INPUT:
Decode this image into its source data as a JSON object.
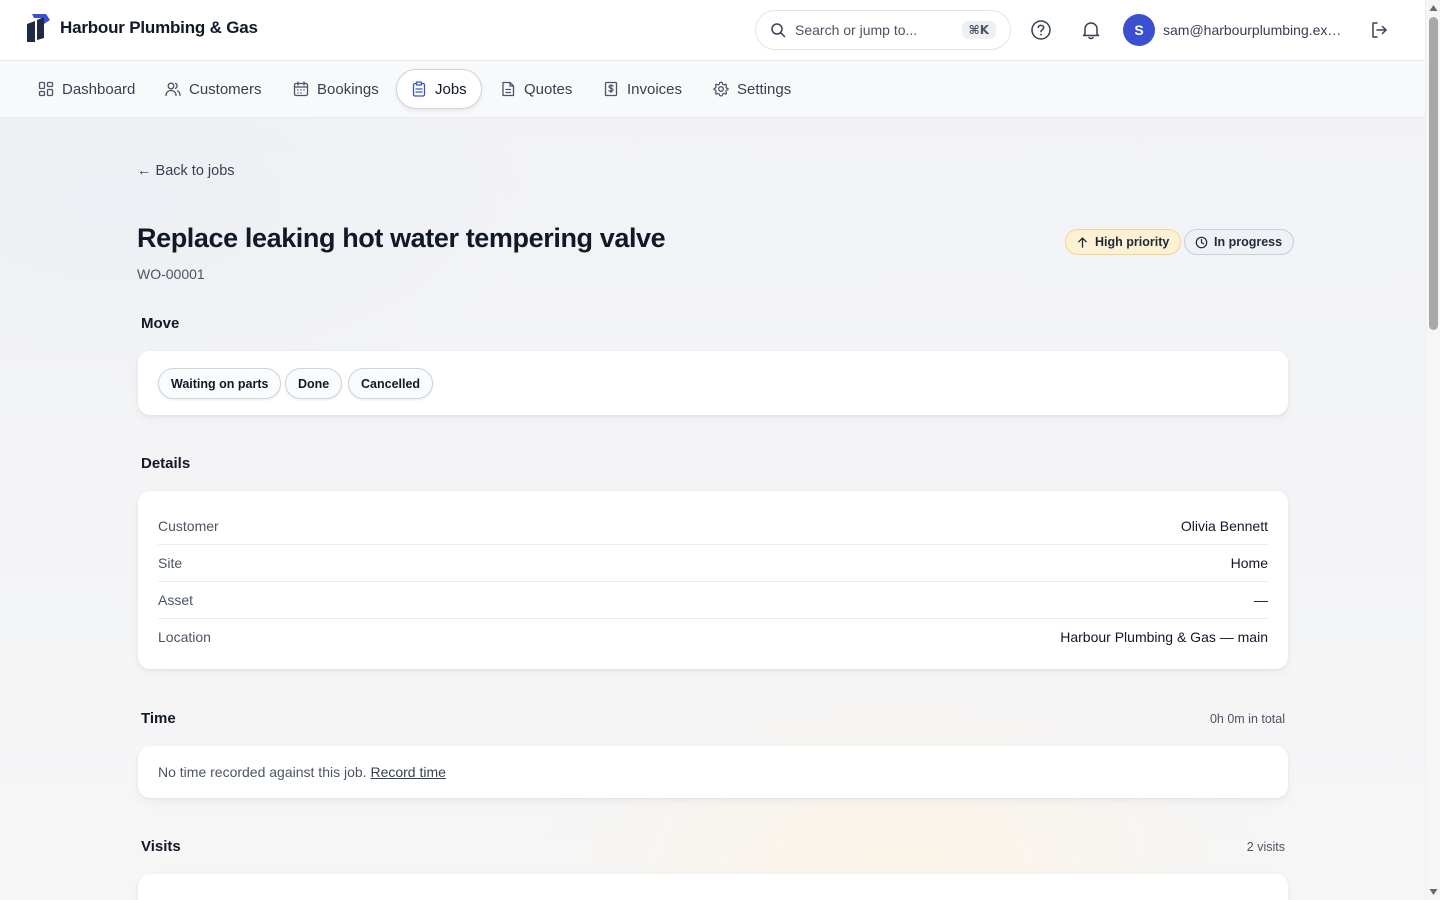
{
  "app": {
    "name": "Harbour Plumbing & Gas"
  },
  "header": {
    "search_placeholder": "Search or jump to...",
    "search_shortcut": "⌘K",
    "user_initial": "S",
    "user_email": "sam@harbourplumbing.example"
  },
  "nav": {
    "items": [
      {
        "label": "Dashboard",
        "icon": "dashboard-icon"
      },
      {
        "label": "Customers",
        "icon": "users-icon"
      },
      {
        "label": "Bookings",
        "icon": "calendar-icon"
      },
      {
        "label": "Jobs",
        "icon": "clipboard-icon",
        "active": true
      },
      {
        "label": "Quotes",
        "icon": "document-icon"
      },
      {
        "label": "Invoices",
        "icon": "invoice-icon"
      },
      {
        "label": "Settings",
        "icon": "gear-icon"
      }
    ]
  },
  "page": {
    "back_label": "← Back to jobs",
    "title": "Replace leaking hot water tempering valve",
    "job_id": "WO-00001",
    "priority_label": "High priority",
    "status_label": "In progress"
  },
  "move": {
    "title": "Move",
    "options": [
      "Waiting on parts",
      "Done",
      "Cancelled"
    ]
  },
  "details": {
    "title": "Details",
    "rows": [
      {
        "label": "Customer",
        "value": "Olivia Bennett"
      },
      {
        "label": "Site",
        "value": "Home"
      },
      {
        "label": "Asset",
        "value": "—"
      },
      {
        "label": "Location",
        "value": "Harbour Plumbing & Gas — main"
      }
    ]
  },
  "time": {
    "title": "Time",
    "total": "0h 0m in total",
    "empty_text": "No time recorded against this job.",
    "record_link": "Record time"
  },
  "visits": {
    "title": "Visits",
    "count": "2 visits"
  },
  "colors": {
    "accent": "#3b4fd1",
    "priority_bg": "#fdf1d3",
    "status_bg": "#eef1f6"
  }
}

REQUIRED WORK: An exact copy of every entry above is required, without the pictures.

OUTPUT FOR THIS TASK:
Decode this image into its source data as a JSON object.
{
  "app": {
    "name": "Harbour Plumbing & Gas"
  },
  "header": {
    "search_placeholder": "Search or jump to...",
    "search_shortcut": "⌘K",
    "user_initial": "S",
    "user_email": "sam@harbourplumbing.example"
  },
  "nav": {
    "items": [
      {
        "label": "Dashboard",
        "icon": "dashboard-icon"
      },
      {
        "label": "Customers",
        "icon": "users-icon"
      },
      {
        "label": "Bookings",
        "icon": "calendar-icon"
      },
      {
        "label": "Jobs",
        "icon": "clipboard-icon",
        "active": true
      },
      {
        "label": "Quotes",
        "icon": "document-icon"
      },
      {
        "label": "Invoices",
        "icon": "invoice-icon"
      },
      {
        "label": "Settings",
        "icon": "gear-icon"
      }
    ]
  },
  "page": {
    "back_label": "← Back to jobs",
    "title": "Replace leaking hot water tempering valve",
    "job_id": "WO-00001",
    "priority_label": "High priority",
    "status_label": "In progress"
  },
  "move": {
    "title": "Move",
    "options": [
      "Waiting on parts",
      "Done",
      "Cancelled"
    ]
  },
  "details": {
    "title": "Details",
    "rows": [
      {
        "label": "Customer",
        "value": "Olivia Bennett"
      },
      {
        "label": "Site",
        "value": "Home"
      },
      {
        "label": "Asset",
        "value": "—"
      },
      {
        "label": "Location",
        "value": "Harbour Plumbing & Gas — main"
      }
    ]
  },
  "time": {
    "title": "Time",
    "total": "0h 0m in total",
    "empty_text": "No time recorded against this job.",
    "record_link": "Record time"
  },
  "visits": {
    "title": "Visits",
    "count": "2 visits"
  },
  "colors": {
    "accent": "#3b4fd1",
    "priority_bg": "#fdf1d3",
    "status_bg": "#eef1f6"
  }
}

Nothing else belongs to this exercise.